(Beginning of ENTRIES SHOWN)

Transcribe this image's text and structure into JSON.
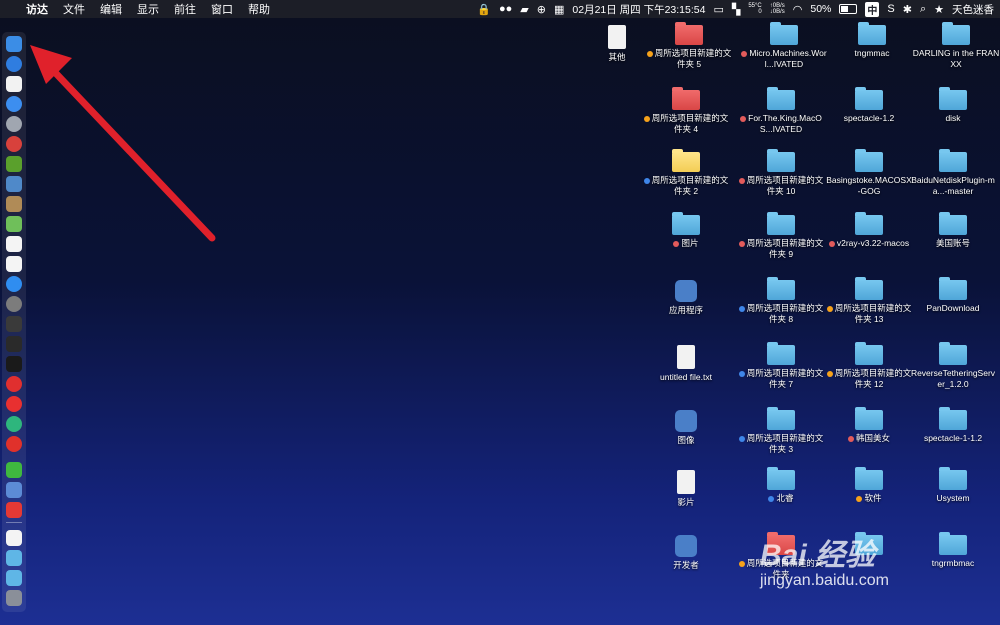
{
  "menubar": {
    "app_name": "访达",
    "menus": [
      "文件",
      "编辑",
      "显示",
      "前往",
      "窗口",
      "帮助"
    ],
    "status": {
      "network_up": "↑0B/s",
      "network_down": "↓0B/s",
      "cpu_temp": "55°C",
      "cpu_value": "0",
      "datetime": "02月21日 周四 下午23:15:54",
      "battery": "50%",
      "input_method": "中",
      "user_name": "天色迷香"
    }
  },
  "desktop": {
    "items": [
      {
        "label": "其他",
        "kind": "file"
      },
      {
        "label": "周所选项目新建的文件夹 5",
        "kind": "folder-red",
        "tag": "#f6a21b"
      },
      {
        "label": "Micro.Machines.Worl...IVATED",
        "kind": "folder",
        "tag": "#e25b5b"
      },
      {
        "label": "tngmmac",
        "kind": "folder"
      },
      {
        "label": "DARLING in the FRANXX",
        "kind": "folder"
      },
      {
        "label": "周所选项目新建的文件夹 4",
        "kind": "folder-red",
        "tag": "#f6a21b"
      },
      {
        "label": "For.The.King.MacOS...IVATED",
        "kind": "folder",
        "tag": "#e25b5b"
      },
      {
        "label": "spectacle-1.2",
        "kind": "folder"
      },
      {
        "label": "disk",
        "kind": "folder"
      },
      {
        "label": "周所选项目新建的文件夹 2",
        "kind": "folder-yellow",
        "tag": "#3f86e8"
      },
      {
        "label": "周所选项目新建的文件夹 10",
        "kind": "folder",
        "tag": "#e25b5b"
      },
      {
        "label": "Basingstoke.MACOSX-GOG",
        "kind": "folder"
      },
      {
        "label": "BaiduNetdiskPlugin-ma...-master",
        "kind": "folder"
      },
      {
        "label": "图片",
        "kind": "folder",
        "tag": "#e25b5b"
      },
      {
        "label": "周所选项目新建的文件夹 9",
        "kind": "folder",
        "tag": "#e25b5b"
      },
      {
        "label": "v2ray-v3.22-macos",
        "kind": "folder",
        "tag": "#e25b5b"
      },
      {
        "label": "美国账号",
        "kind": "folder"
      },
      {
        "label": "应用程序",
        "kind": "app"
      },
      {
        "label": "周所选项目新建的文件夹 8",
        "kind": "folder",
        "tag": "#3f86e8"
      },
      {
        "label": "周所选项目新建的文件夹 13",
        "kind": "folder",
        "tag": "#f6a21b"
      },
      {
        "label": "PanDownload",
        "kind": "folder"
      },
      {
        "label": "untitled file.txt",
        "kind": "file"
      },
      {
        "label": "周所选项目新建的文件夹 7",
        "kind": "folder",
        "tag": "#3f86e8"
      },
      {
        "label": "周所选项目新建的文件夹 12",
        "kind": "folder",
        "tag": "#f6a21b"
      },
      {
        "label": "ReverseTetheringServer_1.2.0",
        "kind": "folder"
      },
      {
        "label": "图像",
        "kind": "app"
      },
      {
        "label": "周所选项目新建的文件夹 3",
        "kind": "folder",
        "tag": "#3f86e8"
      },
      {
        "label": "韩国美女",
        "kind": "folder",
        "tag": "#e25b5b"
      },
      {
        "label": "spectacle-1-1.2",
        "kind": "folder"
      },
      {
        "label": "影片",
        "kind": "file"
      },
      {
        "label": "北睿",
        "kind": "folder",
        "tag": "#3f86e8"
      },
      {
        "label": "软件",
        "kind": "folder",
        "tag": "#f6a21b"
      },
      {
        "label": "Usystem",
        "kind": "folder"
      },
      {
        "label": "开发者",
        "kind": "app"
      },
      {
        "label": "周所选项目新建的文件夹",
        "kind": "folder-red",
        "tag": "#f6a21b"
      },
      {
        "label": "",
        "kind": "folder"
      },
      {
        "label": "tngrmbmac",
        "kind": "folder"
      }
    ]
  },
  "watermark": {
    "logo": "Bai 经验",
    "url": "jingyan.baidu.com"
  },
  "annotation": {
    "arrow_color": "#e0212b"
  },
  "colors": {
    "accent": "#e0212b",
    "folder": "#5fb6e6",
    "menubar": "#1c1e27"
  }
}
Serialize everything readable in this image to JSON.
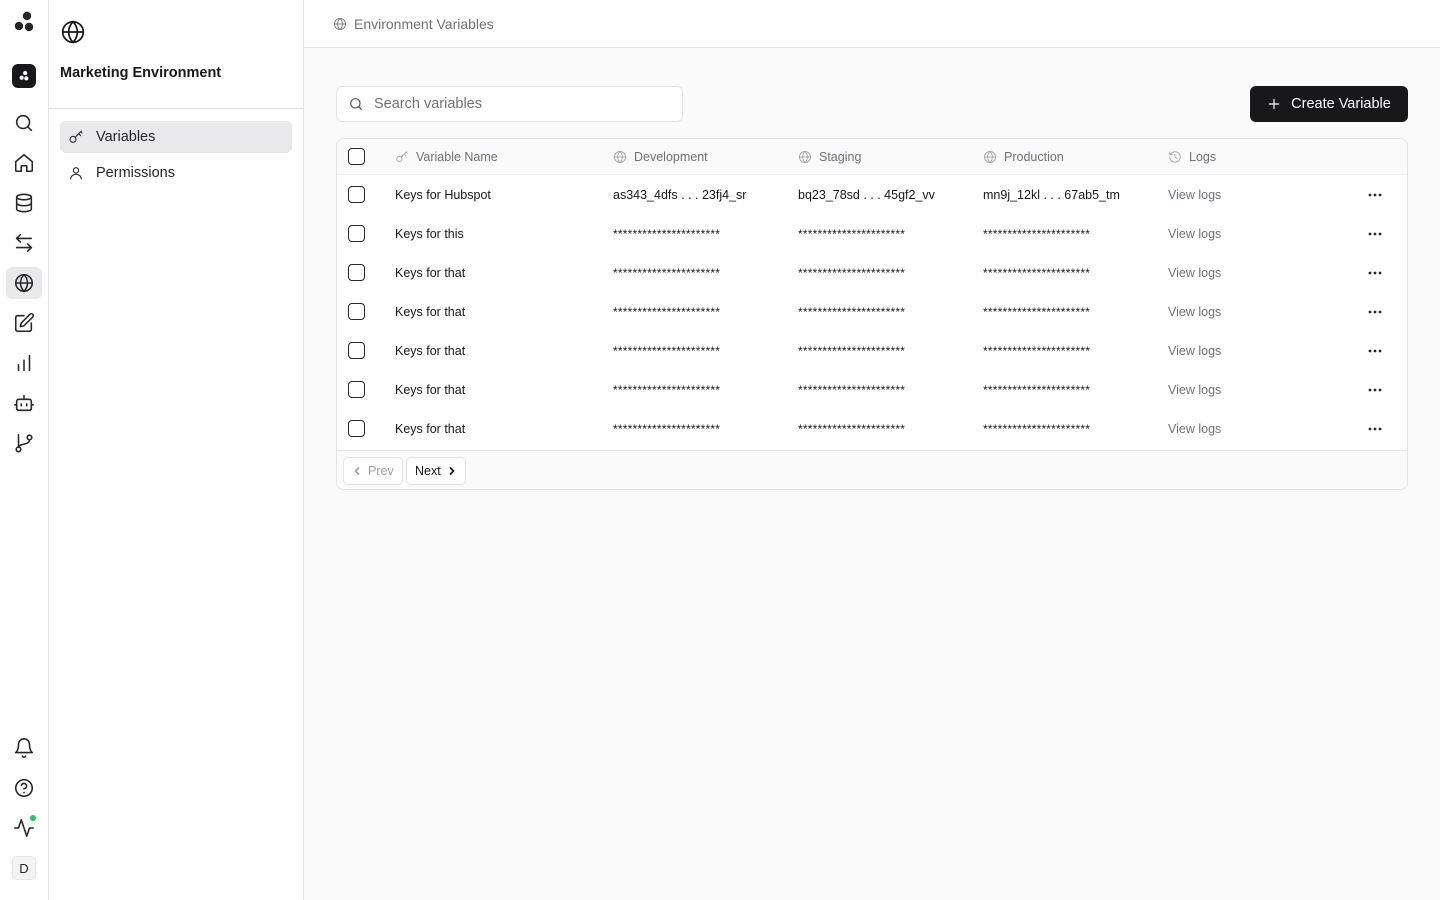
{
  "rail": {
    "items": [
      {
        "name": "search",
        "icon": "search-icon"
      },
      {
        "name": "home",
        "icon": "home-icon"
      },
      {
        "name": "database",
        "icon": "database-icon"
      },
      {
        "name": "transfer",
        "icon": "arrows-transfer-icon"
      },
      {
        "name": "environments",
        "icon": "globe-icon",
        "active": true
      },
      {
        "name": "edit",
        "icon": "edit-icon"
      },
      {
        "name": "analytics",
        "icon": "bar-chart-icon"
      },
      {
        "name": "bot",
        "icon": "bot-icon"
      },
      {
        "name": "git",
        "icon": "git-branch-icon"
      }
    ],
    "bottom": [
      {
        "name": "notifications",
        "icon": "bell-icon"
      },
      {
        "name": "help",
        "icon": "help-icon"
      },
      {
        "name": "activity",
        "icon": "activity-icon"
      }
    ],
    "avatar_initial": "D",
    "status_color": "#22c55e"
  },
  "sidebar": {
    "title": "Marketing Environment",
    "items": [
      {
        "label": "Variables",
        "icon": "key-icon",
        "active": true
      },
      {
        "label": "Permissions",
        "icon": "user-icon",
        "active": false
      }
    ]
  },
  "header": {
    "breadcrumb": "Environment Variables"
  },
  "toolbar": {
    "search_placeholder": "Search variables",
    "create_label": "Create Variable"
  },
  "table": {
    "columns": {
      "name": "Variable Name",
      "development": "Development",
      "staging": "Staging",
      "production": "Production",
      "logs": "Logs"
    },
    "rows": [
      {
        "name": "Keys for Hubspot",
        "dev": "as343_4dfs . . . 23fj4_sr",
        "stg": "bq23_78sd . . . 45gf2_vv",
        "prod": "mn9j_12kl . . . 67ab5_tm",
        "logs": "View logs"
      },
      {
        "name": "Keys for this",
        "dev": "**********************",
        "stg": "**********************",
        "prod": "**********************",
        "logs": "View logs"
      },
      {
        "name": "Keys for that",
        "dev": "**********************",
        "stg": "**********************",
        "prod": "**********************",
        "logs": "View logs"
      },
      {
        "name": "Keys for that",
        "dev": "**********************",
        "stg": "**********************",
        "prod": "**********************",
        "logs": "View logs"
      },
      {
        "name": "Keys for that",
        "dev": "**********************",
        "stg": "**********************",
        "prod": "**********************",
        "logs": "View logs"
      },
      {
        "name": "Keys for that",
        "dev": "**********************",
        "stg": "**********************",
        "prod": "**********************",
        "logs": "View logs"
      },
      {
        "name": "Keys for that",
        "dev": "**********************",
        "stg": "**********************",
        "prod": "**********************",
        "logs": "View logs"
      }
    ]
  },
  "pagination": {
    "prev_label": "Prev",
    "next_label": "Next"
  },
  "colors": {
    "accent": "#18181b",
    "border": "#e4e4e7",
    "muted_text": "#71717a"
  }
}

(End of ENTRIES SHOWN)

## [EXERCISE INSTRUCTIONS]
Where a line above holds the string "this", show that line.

## [THE COMPLETED TASK]
Transcribe this image's text and structure into JSON.
Serialize everything readable in this image to JSON.
        "name": "Keys for this",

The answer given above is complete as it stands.